## What to do
Below are records. Return each one exactly as written.

## Records
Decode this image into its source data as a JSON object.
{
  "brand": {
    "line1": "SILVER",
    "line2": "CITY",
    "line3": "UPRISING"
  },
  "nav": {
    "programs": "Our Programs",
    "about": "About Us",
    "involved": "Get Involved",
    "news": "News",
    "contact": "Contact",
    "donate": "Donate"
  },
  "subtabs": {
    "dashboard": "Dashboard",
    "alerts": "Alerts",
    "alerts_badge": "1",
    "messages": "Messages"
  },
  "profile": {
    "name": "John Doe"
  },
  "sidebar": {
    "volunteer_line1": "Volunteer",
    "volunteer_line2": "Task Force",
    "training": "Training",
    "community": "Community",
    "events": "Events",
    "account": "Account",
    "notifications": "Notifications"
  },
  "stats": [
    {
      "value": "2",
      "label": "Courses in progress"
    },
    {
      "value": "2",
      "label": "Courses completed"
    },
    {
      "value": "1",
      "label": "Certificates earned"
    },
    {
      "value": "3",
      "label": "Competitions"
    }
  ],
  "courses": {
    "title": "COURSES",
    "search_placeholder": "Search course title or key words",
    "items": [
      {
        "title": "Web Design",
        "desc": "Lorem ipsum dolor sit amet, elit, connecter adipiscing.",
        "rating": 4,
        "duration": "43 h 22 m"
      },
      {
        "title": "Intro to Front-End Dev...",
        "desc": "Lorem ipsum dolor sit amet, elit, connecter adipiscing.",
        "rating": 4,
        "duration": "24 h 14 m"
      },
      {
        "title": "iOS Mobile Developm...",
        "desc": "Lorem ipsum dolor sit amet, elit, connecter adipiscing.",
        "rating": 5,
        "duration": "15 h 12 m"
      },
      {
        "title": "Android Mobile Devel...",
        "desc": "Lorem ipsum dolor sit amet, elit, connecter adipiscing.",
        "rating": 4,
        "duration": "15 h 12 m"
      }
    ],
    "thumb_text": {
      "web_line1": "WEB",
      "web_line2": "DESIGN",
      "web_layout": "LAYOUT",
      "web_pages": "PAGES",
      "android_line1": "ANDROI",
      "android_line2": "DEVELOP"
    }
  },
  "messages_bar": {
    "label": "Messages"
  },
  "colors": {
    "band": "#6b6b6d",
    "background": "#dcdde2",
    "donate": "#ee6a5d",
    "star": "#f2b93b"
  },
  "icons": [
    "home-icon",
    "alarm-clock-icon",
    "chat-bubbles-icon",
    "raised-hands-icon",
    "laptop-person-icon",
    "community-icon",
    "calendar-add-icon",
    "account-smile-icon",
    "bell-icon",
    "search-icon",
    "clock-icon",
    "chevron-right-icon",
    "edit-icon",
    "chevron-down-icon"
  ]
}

## Exercise solution
Decode this image into its source data as a JSON object.
{
  "brand": {
    "line1": "SILVER",
    "line2": "CITY",
    "line3": "UPRISING"
  },
  "nav": {
    "programs": "Our Programs",
    "about": "About Us",
    "involved": "Get Involved",
    "news": "News",
    "contact": "Contact",
    "donate": "Donate"
  },
  "subtabs": {
    "dashboard": "Dashboard",
    "alerts": "Alerts",
    "alerts_badge": "1",
    "messages": "Messages"
  },
  "profile": {
    "name": "John Doe"
  },
  "sidebar": {
    "volunteer_line1": "Volunteer",
    "volunteer_line2": "Task Force",
    "training": "Training",
    "community": "Community",
    "events": "Events",
    "account": "Account",
    "notifications": "Notifications"
  },
  "stats": [
    {
      "value": "2",
      "label": "Courses in progress"
    },
    {
      "value": "2",
      "label": "Courses completed"
    },
    {
      "value": "1",
      "label": "Certificates earned"
    },
    {
      "value": "3",
      "label": "Competitions"
    }
  ],
  "courses": {
    "title": "COURSES",
    "search_placeholder": "Search course title or key words",
    "items": [
      {
        "title": "Web Design",
        "desc": "Lorem ipsum dolor sit amet, elit, connecter adipiscing.",
        "rating": 4,
        "duration": "43 h 22 m"
      },
      {
        "title": "Intro to Front-End Dev...",
        "desc": "Lorem ipsum dolor sit amet, elit, connecter adipiscing.",
        "rating": 4,
        "duration": "24 h 14 m"
      },
      {
        "title": "iOS Mobile Developm...",
        "desc": "Lorem ipsum dolor sit amet, elit, connecter adipiscing.",
        "rating": 5,
        "duration": "15 h 12 m"
      },
      {
        "title": "Android Mobile Devel...",
        "desc": "Lorem ipsum dolor sit amet, elit, connecter adipiscing.",
        "rating": 4,
        "duration": "15 h 12 m"
      }
    ],
    "thumb_text": {
      "web_line1": "WEB",
      "web_line2": "DESIGN",
      "web_layout": "LAYOUT",
      "web_pages": "PAGES",
      "android_line1": "ANDROI",
      "android_line2": "DEVELOP"
    }
  },
  "messages_bar": {
    "label": "Messages"
  },
  "colors": {
    "band": "#6b6b6d",
    "background": "#dcdde2",
    "donate": "#ee6a5d",
    "star": "#f2b93b"
  },
  "icons": [
    "home-icon",
    "alarm-clock-icon",
    "chat-bubbles-icon",
    "raised-hands-icon",
    "laptop-person-icon",
    "community-icon",
    "calendar-add-icon",
    "account-smile-icon",
    "bell-icon",
    "search-icon",
    "clock-icon",
    "chevron-right-icon",
    "edit-icon",
    "chevron-down-icon"
  ]
}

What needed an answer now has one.